The Jury's Bad Dream

They'd sought it with Butler's,
                         they'd sought it from Blair;
  And they clutched at damp Straw's of hope;
They'd buttoned its truth in Hutton's duff chair
  And washed it in Chilcot's soap.

But the Jury then, weary of proving in vain
   That the PM's war-making was wrong,
Fell asleep, and in dreams, saw the matter quite plain
   That their anger had dwelt on so long.

They dreamed that they stood in a televised Court,
   Where the Blush, with one mad, staring eye,
Dressed in sneakers and jeans,
                         was defending the scenes
That Bair's bombs had let loose from the sky.

The Witnesses swore, with frank error, their flaw
   That the sky was Sam-empty they'd found:
And the Blush kept explaining
                         that Bair's "shock and awe"
Had all WMD sent to ground.

Each Inquiry, with care, was so poorly expressed,
   That they found that the Blush had begun,
And had spoken three times, before everyone guessed
   What the Bair was pretending they'd done.

The Jury had each formed a different view
   (Long before the indictment was read),
And they all spoke as one, as they all of them knew
   Ev'ry half truth the Witnesses said.

'You must know -' said the Judge;
                     but the Blush exclaimed 'Fudge!
Why Nuremberg's obsolete quite!
Let me tell you, my friends,
                     the whole question depends
On my Goldsmith's devalued insight.

'In the case of war-making the Bair would appear
   To have aided, not merely abetted:
While the charge of Insurgency proves, it is clear
   Iraq's chaos to us is indebted.

'The fact of Aggression we cannot dispute;
   But its guilt, as I trust, is removed,
As far as the many dead, costs in this suit,
   By an Alibi never yet proved.

'My Cabinet's fate now depends on your votes.'
   Here Blush-Bair each sat down in his place,
While A Campbell, the Judge sent
                         to check that his notes
   Deniably sexed-down the case.

But the Judge said he never had sexed to excess;
   So the Blush undertook it instead,
And summed it so well that it came to far less
   Than the Witnesses ever had said!

When the verdict was called for, the Jury declined,
   As 'twice guilty' was puzzling to spell;
But they ventured the hope
                   that Blush-Bair wouldn't mind
   Undertaking that duty as well.

So the Pair found the verdict,
                     although, the Blush owned,
   His back scarred with the strains of the day:
When they chimed 'We're not guilty!'
                         the Jury all groaned,
   And the faint-hearted fainted away.

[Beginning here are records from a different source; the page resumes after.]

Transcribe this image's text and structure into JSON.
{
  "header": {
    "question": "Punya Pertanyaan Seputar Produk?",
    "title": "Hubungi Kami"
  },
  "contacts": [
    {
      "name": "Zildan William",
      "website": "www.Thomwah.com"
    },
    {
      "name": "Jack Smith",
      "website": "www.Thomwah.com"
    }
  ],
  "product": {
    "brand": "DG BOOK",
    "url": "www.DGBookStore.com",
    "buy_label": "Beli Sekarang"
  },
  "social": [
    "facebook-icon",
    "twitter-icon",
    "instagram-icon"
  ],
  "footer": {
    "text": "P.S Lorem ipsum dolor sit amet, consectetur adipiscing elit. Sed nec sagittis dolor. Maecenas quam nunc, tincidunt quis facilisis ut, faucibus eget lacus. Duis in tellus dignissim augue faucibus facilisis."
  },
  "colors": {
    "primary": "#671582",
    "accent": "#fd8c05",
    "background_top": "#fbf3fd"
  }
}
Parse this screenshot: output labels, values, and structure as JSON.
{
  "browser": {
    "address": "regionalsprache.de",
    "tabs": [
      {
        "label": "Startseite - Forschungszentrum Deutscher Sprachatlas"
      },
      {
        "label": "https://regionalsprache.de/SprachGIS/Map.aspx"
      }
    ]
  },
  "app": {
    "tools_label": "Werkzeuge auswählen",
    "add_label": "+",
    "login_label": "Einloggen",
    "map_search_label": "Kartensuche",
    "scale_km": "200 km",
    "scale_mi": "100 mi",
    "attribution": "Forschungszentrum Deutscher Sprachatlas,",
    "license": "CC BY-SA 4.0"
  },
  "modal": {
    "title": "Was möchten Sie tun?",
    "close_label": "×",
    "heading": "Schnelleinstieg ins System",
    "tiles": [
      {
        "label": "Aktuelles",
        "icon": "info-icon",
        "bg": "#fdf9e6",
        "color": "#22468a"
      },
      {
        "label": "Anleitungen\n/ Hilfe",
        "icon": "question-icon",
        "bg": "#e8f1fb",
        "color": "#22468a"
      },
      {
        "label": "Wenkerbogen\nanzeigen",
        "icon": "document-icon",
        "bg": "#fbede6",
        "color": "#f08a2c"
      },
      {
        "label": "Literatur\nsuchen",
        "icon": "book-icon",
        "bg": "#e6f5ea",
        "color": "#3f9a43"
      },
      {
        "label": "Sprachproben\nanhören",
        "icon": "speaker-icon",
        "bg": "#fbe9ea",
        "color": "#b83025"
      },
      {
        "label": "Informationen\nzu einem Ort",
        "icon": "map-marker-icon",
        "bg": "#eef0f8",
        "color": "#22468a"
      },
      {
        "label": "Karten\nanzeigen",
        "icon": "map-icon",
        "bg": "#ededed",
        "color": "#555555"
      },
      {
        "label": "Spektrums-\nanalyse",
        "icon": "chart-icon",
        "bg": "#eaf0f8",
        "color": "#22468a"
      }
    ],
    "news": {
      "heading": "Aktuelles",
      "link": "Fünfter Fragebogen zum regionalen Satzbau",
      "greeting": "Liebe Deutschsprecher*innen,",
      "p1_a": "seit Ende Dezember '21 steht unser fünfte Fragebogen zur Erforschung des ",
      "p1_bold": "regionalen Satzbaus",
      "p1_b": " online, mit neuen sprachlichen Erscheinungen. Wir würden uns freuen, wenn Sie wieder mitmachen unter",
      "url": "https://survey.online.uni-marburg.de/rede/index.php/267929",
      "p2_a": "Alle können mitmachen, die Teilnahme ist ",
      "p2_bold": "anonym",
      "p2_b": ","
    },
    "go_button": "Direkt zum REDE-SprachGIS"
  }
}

Then the Pair pronounced sentence,
                           the judge being much
   Too honoured to utter a word:
They both rose to their feet, and on TV the hush
   Like the fall of the Beeb might be heard.

'To be whitewashed for life'
                   was the sentence they gave,
   'And Iraq fined millions of pounds.'
The Jury broke down, but the Judge (one G Brown)
   Thought it never as bad as it sounds.

For their rash expectation had surely been checked
   As the UN informed them, with tears,
A true verdict would have not the slightest effect,
   As justice had been dead for some years.

Then the Judge left the Court, looking deeply relieved;
   But Blush-Bair, with triumph still smirking,
As the briefs who alone their defence had believed,
   Thought it best to carry on lurking.

Thus the Jury all dreamed,
                 while the foul escape seemed
   To shamefully grow every day;
Till all woke to the knell of a higher court's bell,
   That would toll the Pair's black souls away.

                    (Apologies to Lewis Carroll)